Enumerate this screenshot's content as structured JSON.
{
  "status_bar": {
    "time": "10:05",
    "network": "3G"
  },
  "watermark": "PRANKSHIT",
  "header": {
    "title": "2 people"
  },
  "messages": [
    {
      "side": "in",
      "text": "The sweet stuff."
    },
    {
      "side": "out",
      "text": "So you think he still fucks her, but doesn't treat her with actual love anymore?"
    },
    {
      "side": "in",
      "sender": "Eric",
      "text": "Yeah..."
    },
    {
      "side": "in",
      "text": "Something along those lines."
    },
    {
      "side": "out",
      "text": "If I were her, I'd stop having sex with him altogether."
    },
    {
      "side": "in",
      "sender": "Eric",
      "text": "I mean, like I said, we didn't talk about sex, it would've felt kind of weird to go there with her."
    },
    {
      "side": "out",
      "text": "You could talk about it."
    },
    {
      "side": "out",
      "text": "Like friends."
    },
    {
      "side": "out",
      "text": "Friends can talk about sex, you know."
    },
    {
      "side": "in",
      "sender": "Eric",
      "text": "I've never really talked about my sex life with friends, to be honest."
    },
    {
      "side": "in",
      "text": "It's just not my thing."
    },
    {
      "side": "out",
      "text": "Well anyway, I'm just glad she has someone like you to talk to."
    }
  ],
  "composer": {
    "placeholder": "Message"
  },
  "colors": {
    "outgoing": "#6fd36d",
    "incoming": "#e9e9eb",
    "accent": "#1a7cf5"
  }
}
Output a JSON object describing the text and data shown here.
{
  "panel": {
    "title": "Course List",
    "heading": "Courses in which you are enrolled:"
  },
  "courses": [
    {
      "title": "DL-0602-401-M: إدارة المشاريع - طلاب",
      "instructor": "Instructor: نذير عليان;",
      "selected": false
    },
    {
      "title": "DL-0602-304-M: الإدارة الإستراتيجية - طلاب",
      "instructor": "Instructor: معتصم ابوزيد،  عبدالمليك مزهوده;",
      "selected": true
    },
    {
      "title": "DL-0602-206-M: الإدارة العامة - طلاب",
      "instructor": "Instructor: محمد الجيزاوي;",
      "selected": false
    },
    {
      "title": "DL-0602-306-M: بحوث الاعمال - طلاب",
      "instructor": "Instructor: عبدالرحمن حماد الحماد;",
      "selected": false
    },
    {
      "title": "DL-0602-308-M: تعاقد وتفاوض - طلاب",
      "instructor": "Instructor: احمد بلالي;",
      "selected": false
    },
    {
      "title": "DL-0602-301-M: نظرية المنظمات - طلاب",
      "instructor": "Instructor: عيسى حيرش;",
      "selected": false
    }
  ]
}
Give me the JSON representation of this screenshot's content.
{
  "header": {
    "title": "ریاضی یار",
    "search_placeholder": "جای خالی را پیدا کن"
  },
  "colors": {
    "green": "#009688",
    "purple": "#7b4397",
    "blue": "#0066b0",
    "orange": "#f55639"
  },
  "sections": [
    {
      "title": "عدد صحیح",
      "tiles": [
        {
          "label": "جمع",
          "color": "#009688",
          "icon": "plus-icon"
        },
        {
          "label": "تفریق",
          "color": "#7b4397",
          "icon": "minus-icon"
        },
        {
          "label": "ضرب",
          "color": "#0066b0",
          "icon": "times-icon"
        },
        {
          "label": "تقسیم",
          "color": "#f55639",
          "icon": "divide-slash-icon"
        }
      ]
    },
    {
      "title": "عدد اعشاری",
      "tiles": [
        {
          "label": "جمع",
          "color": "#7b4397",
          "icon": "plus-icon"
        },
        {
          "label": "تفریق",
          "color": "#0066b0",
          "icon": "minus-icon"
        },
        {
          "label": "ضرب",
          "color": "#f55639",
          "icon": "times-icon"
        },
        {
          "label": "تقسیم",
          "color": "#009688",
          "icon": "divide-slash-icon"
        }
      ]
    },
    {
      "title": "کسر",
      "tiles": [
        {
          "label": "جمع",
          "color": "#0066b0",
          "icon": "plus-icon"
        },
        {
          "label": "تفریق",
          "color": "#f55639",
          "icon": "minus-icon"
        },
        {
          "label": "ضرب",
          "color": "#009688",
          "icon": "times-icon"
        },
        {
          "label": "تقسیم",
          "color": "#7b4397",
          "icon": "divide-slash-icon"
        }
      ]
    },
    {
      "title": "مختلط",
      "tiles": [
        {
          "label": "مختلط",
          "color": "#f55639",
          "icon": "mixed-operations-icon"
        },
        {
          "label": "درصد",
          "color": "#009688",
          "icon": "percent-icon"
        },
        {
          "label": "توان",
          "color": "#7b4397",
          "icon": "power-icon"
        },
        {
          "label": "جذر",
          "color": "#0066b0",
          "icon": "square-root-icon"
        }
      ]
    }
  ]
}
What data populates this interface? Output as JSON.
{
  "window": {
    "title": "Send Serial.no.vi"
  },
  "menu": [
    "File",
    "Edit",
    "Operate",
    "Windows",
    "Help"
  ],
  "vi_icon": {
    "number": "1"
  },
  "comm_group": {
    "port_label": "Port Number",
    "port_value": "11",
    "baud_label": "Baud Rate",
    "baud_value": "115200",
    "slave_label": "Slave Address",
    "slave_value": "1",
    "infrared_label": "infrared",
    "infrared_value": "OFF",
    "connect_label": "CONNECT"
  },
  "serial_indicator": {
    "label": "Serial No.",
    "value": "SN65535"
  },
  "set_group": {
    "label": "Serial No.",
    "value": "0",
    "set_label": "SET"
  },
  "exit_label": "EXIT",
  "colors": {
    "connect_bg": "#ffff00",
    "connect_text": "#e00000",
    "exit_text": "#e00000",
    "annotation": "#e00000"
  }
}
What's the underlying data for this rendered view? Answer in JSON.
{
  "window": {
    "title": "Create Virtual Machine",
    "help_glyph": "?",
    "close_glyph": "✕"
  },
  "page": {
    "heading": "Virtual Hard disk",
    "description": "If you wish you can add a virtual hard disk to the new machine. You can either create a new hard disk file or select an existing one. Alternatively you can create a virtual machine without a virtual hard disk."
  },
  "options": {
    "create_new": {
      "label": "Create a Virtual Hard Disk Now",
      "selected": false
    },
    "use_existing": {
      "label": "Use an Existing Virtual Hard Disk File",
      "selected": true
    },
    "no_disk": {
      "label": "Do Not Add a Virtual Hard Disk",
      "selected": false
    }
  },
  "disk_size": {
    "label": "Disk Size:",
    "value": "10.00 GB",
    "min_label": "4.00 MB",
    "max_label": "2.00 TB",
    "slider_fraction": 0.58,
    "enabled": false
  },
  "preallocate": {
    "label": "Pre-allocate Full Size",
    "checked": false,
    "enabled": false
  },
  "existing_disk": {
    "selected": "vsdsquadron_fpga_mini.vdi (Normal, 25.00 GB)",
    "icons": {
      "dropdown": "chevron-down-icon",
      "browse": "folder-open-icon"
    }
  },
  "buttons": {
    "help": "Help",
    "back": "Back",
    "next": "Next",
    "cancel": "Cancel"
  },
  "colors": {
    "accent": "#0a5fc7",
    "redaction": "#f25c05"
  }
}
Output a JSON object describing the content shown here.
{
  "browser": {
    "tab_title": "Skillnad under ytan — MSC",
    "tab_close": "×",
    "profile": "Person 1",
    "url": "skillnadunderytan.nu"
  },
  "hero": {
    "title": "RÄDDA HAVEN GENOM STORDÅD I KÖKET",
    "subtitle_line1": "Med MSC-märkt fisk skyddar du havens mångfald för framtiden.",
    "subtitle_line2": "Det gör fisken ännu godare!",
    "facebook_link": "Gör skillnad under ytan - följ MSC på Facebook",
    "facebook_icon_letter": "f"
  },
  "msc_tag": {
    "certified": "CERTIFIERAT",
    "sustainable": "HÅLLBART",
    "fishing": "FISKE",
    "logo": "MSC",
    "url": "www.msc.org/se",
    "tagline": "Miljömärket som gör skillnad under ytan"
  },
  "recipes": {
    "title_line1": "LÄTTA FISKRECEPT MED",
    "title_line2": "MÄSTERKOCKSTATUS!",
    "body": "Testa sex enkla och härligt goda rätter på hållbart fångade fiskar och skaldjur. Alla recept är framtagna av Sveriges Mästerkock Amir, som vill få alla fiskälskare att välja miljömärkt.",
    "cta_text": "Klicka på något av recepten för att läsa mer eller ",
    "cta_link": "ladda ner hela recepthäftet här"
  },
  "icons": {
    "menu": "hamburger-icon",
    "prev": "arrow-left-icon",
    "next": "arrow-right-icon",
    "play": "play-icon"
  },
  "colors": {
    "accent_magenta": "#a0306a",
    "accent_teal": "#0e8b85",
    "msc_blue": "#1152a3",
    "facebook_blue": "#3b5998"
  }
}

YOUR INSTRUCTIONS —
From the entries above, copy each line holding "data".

FINAL ANSWER —
Output a JSON object describing the text and data shown here.
What data populates this interface? Output as JSON.
What's the underlying data for this rendered view? Answer in JSON.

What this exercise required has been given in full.